RC: Speaking with following in your footsteps, you made reference to your label, Universal. I imagine many think it’s just about getting noticed at a competition but nobody knows the kinda seeds you need to sow before it rains. What kinda graft really goes into it?
DN: Idols or The Voice is one way to do it for sure, but it doesn’t guarantee success even if you are noticed or even signed. In my case, it took 4 years for me to really establish a relationship with the guys at Universal. First as a manager of one of the artists they had signed and then as a songwriter, before I even got a shot becoming an artist myself. This points to the previous answer again, I realized how much value Universal could give me and I made sure I worked hard enough to prove that I was worth what they could give. I also make sure I know as much as humanly possible about what’s going on in music in our industry in South Africa as well as abroad because that gives me such incredible insight and perspective when I’m working on something or writing something.
RC: I’ve been loving Game is Strong so I’m keen to see the video for that one day but now you’ve just released a video for Out of My League.
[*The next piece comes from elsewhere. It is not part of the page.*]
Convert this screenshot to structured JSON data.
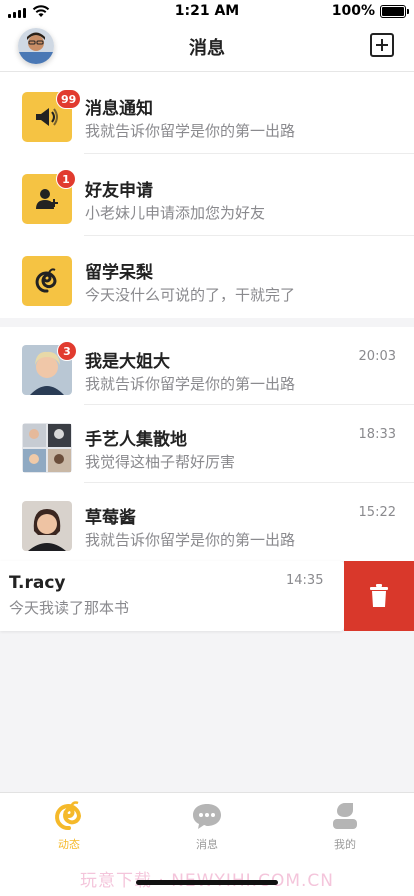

How’s filming a music video make you feel and what kinds of pressures come with it?
DN: Stoked you like Game Is Strong, it’s one of the very interesting songs on the album for sure. Videos are so cool. Again it’s such a privilege to use another medium to showcase my music and I’m just so grateful. But in terms of the process of shooting, being on a TV show like Idols means that you’re so used to the process of filming and getting the shot etc that it becomes second nature.
In the video I just tried to sing the song on camera, the way I would if I were telling the story in the song. A lot of people have come to me and said “wow, you can actually act”, which is cool I guess. If the producers of Bold & Beautiful are reading this, give me a ring.
RC: As an artist who’s put in years of graft, what is your eventual goal? What is the thing that makes you say, “Aweh! I’ve done it!”?
DN: Again, I guess concrete goals are cool but I just want to stick by honest, hard work and the rest will follow. I was in Germany earlier this year to write (I wrote Game Is Strong over there), and I’m heading back in February 2018 to write for another two weeks so the aim is to just keep growing the network, growing the presence and hopefully growing the reputation. If I work hard and deliver and people like what I’m doing, I know doors will open and that’s what I’m going to try and do.
RC: Finally, you collaborate a lot. Who’s next and if you could choose, who would it be?
DN: Yeah, the more minds, the more powerful we are is something I’ve always believed in. I have a couple collaborations in the works that’ll hopefully come to fruition in the new year. Looking forward I’d love to work with people like AKA on a local level and then someone like Anne-Marie or Lauv on an international level. But who knows who might call me one day or who I might meet.